According to a September regulatory filing, the seven members of popular boy band BTS received 478,695 shares in the company in August 2020 “to strengthen long-term partnership with major artists and boost morale”; indeed, now that the members of BTS are shareholders, Big Hit has essentially eliminated any uncertainty regarding future contract negotiations with the group. With the IPO, BTS has earned $15.4 million. In the music industry, this is actually a rarity -- never have industry giants like Universal, Sony, or Warner given stocks to their artists. This transfer of equity is almost exclusively reserved for the likes of early startups, like Kobalt or Elektra, and it could very well change the industry paradigm.
A looming issue for the group, however, is South Korea’s mandatory 18-month military service for men: the oldest member of the group (at 27 years old) must report for duty by the end of next year, and none of the other members have completed their military service, either. Some have speculated that Big Hit will “either set up units with the remaining members or pursue solo acts while they serve in the military.” Others are confident in the fan base: collaborations with LINE FRIENDS, Samsung, Hyundai, and Starbucks, for example, have already generated enormous economic value for the company.

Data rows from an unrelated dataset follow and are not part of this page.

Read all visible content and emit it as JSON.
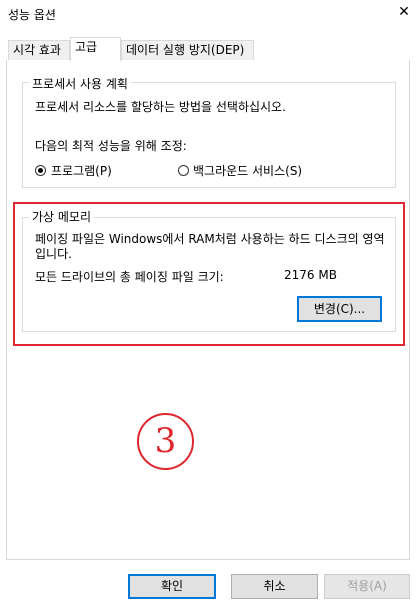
{
  "window": {
    "title": "성능 옵션",
    "close_glyph": "✕"
  },
  "tabs": [
    {
      "label": "시각 효과"
    },
    {
      "label": "고급"
    },
    {
      "label": "데이터 실행 방지(DEP)"
    }
  ],
  "processor": {
    "legend": "프로세서 사용 계획",
    "description": "프로세서 리소스를 할당하는 방법을 선택하십시오.",
    "adjust_label": "다음의 최적 성능을 위해 조정:",
    "option_programs": "프로그램(P)",
    "option_services": "백그라운드 서비스(S)",
    "selected": "programs"
  },
  "virtual_memory": {
    "legend": "가상 메모리",
    "description": "페이징 파일은 Windows에서 RAM처럼 사용하는 하드 디스크의 영역입니다.",
    "total_label": "모든 드라이브의 총 페이징 파일 크기:",
    "total_value": "2176 MB",
    "change_button": "변경(C)..."
  },
  "annotation": {
    "step_number": "3",
    "color": "#e0262e"
  },
  "footer": {
    "ok": "확인",
    "cancel": "취소",
    "apply": "적용(A)"
  }
}
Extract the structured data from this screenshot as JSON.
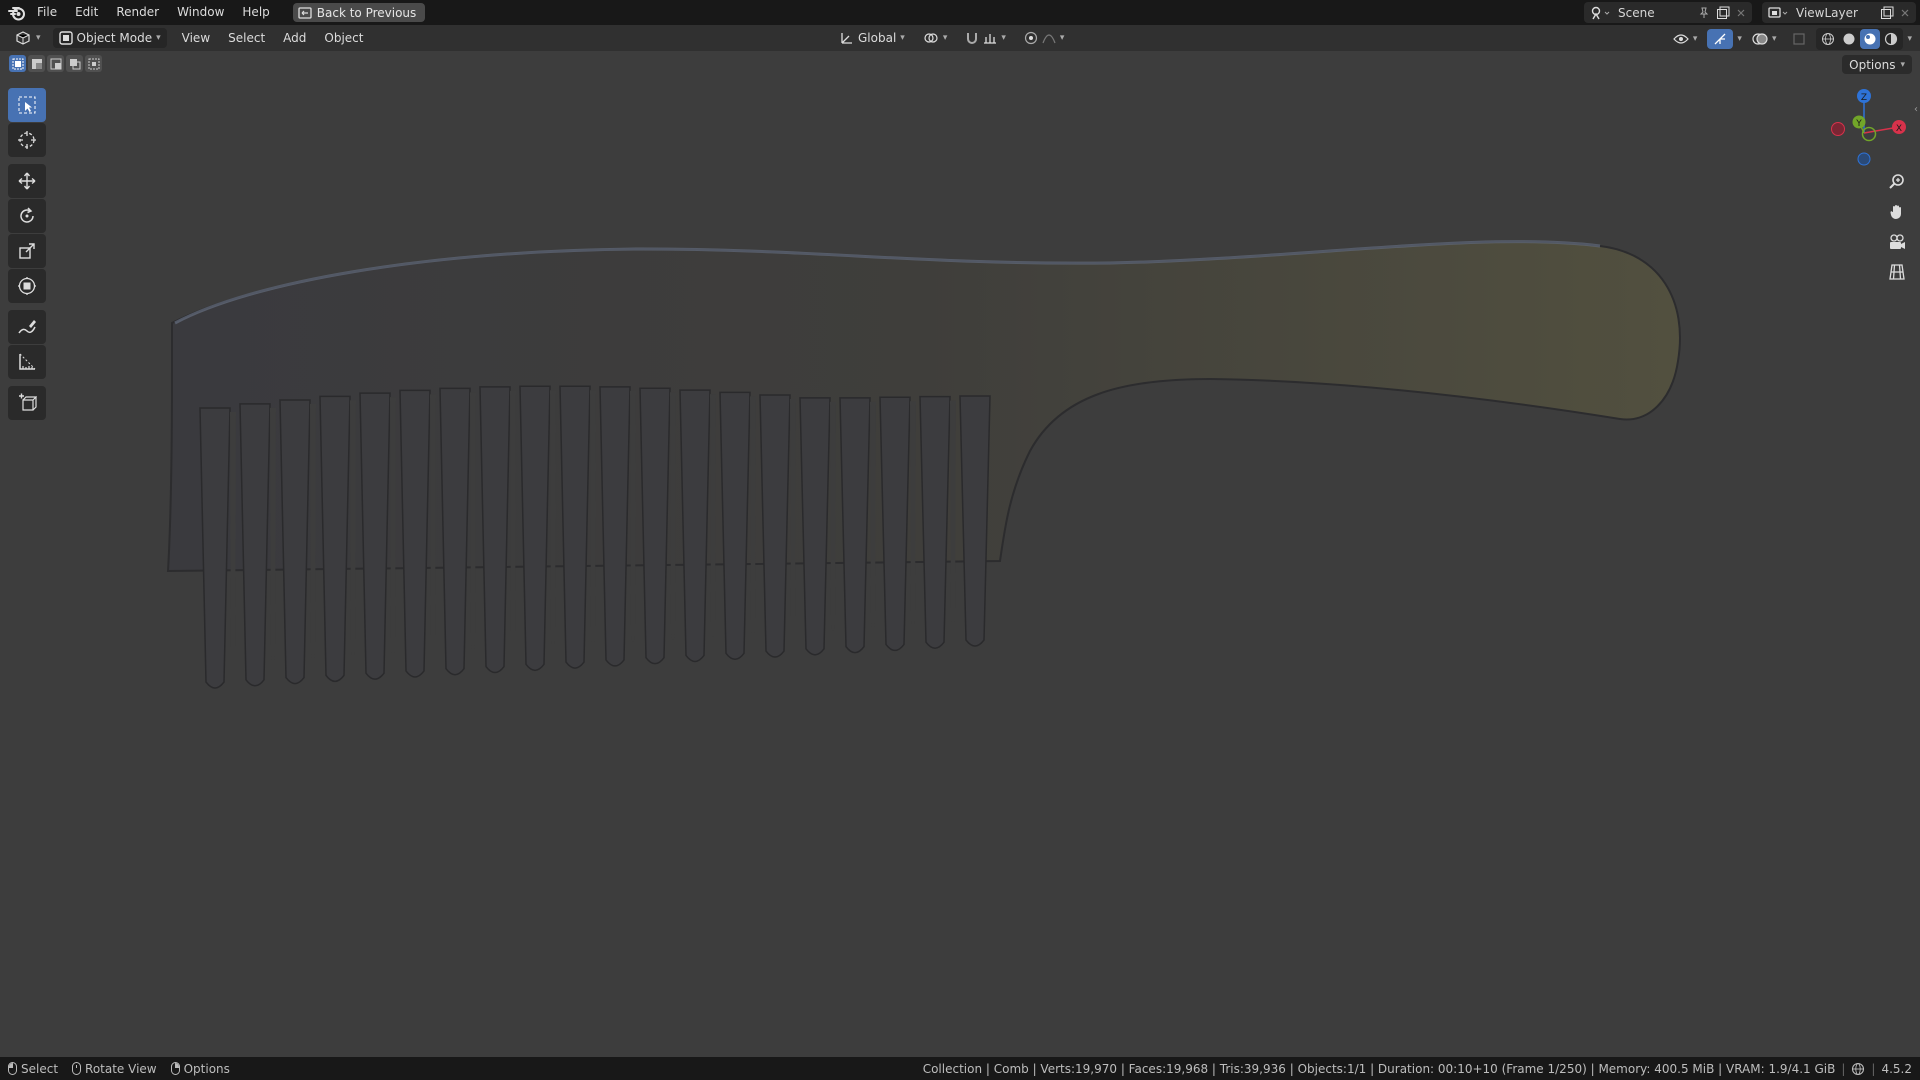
{
  "app": {
    "name": "Blender"
  },
  "menu": {
    "items": [
      "File",
      "Edit",
      "Render",
      "Window",
      "Help"
    ],
    "back_button": "Back to Previous"
  },
  "scene": {
    "name": "Scene"
  },
  "view_layer": {
    "name": "ViewLayer"
  },
  "header": {
    "mode": "Object Mode",
    "menus": [
      "View",
      "Select",
      "Add",
      "Object"
    ],
    "transform_orientation": "Global",
    "options_label": "Options"
  },
  "gizmo": {
    "axes": [
      {
        "label": "Z",
        "color": "#2e73d8"
      },
      {
        "label": "Y",
        "color": "#72a629"
      },
      {
        "label": "X",
        "color": "#d8324b"
      }
    ]
  },
  "toolbar": {
    "tools": [
      "select-box-icon",
      "cursor-icon",
      "move-icon",
      "rotate-icon",
      "scale-icon",
      "transform-icon",
      "annotate-icon",
      "measure-icon",
      "add-cube-icon"
    ],
    "active_tool": "select-box-icon"
  },
  "viewport": {
    "object_name": "Comb",
    "background_color": "#3d3d3d"
  },
  "status": {
    "hints": [
      "Select",
      "Rotate View",
      "Options"
    ],
    "stats": "Collection | Comb | Verts:19,970 | Faces:19,968 | Tris:39,936 | Objects:1/1 | Duration: 00:10+10 (Frame 1/250) | Memory: 400.5 MiB | VRAM: 1.9/4.1 GiB",
    "version": "4.5.2"
  },
  "colors": {
    "accent": "#4772b3",
    "topbar": "#181818",
    "header": "#303030"
  }
}
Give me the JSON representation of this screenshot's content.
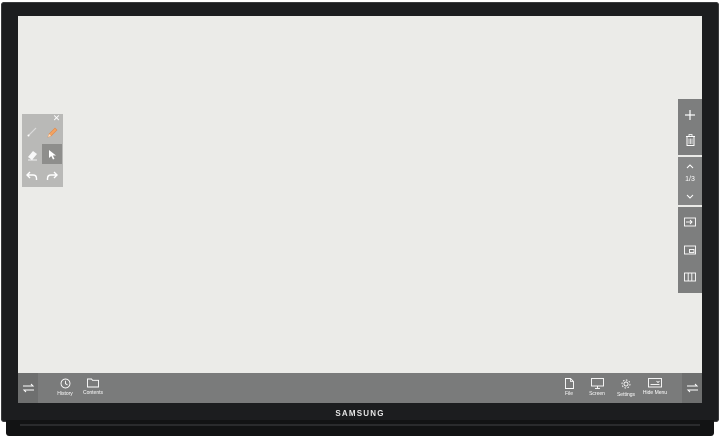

Presumably to reduce their dependence on BTS, Big Hit has been working steadily to vertically integrate the most profitable services, like online concert platforms. They have recently hired 100 IT personnel from companies like Naver and Kakao, and they have recruited IT veterans to the executive level. They are still recruiting in fields such as app development and management and game development. Already, they have been quite successful with their “Weverse” e-commerce and social media platform, which has allowed Big Hit to expand beyond music management. Sales of digital content have already more than made up for BTS’s cancelled sold-out world tour through the 22 billion won raised from ticket sales for Big Hit’s self-produced concert in June 2020.